- **TASK STATEMENT**
Each entry needs to be repeated exactly, with nothing added or removed.

[Items listed in a dataset]
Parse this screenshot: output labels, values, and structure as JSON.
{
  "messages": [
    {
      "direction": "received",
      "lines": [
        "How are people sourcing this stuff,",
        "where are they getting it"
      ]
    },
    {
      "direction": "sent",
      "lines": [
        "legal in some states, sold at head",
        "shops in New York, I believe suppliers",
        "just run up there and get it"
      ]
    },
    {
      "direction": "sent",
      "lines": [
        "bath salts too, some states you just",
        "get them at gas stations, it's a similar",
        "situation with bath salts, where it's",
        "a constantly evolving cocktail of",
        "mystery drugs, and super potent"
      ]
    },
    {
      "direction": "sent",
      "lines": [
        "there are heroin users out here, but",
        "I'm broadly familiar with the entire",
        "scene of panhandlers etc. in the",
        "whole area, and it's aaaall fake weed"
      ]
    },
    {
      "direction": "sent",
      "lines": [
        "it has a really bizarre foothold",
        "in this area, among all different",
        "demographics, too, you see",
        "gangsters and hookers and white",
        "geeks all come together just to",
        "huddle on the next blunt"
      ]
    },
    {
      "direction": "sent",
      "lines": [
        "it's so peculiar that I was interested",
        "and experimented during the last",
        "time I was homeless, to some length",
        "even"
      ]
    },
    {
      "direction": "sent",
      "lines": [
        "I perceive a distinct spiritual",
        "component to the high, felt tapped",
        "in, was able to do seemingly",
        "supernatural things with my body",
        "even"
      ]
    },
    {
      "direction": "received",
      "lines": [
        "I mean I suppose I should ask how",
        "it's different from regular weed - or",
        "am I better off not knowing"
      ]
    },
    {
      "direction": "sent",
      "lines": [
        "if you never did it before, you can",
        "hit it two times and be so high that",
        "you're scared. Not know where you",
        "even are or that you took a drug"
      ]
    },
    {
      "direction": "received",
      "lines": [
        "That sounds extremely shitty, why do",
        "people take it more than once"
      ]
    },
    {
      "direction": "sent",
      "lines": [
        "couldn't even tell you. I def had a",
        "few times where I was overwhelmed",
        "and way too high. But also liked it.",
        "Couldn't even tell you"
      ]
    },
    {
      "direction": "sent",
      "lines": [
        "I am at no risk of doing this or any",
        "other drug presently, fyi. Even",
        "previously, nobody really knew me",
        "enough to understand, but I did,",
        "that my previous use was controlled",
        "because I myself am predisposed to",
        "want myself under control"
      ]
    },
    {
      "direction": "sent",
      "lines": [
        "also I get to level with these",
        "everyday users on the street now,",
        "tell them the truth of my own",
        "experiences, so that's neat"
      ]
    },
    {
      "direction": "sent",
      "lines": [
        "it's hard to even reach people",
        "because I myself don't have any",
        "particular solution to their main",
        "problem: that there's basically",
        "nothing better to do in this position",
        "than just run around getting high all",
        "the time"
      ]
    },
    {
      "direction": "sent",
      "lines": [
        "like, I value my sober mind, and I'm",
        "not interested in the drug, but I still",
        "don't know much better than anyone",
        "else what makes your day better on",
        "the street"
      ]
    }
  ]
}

- **RESULT FOR THIS EXERCISE**
Parse this screenshot: output labels, values, and structure as JSON.
{
  "messages": [
    {
      "direction": "received",
      "lines": [
        "How are people sourcing this stuff,",
        "where are they getting it"
      ]
    },
    {
      "direction": "sent",
      "lines": [
        "legal in some states, sold at head",
        "shops in New York, I believe suppliers",
        "just run up there and get it"
      ]
    },
    {
      "direction": "sent",
      "lines": [
        "bath salts too, some states you just",
        "get them at gas stations, it's a similar",
        "situation with bath salts, where it's",
        "a constantly evolving cocktail of",
        "mystery drugs, and super potent"
      ]
    },
    {
      "direction": "sent",
      "lines": [
        "there are heroin users out here, but",
        "I'm broadly familiar with the entire",
        "scene of panhandlers etc. in the",
        "whole area, and it's aaaall fake weed"
      ]
    },
    {
      "direction": "sent",
      "lines": [
        "it has a really bizarre foothold",
        "in this area, among all different",
        "demographics, too, you see",
        "gangsters and hookers and white",
        "geeks all come together just to",
        "huddle on the next blunt"
      ]
    },
    {
      "direction": "sent",
      "lines": [
        "it's so peculiar that I was interested",
        "and experimented during the last",
        "time I was homeless, to some length",
        "even"
      ]
    },
    {
      "direction": "sent",
      "lines": [
        "I perceive a distinct spiritual",
        "component to the high, felt tapped",
        "in, was able to do seemingly",
        "supernatural things with my body",
        "even"
      ]
    },
    {
      "direction": "received",
      "lines": [
        "I mean I suppose I should ask how",
        "it's different from regular weed - or",
        "am I better off not knowing"
      ]
    },
    {
      "direction": "sent",
      "lines": [
        "if you never did it before, you can",
        "hit it two times and be so high that",
        "you're scared. Not know where you",
        "even are or that you took a drug"
      ]
    },
    {
      "direction": "received",
      "lines": [
        "That sounds extremely shitty, why do",
        "people take it more than once"
      ]
    },
    {
      "direction": "sent",
      "lines": [
        "couldn't even tell you. I def had a",
        "few times where I was overwhelmed",
        "and way too high. But also liked it.",
        "Couldn't even tell you"
      ]
    },
    {
      "direction": "sent",
      "lines": [
        "I am at no risk of doing this or any",
        "other drug presently, fyi. Even",
        "previously, nobody really knew me",
        "enough to understand, but I did,",
        "that my previous use was controlled",
        "because I myself am predisposed to",
        "want myself under control"
      ]
    },
    {
      "direction": "sent",
      "lines": [
        "also I get to level with these",
        "everyday users on the street now,",
        "tell them the truth of my own",
        "experiences, so that's neat"
      ]
    },
    {
      "direction": "sent",
      "lines": [
        "it's hard to even reach people",
        "because I myself don't have any",
        "particular solution to their main",
        "problem: that there's basically",
        "nothing better to do in this position",
        "than just run around getting high all",
        "the time"
      ]
    },
    {
      "direction": "sent",
      "lines": [
        "like, I value my sober mind, and I'm",
        "not interested in the drug, but I still",
        "don't know much better than anyone",
        "else what makes your day better on",
        "the street"
      ]
    }
  ]
}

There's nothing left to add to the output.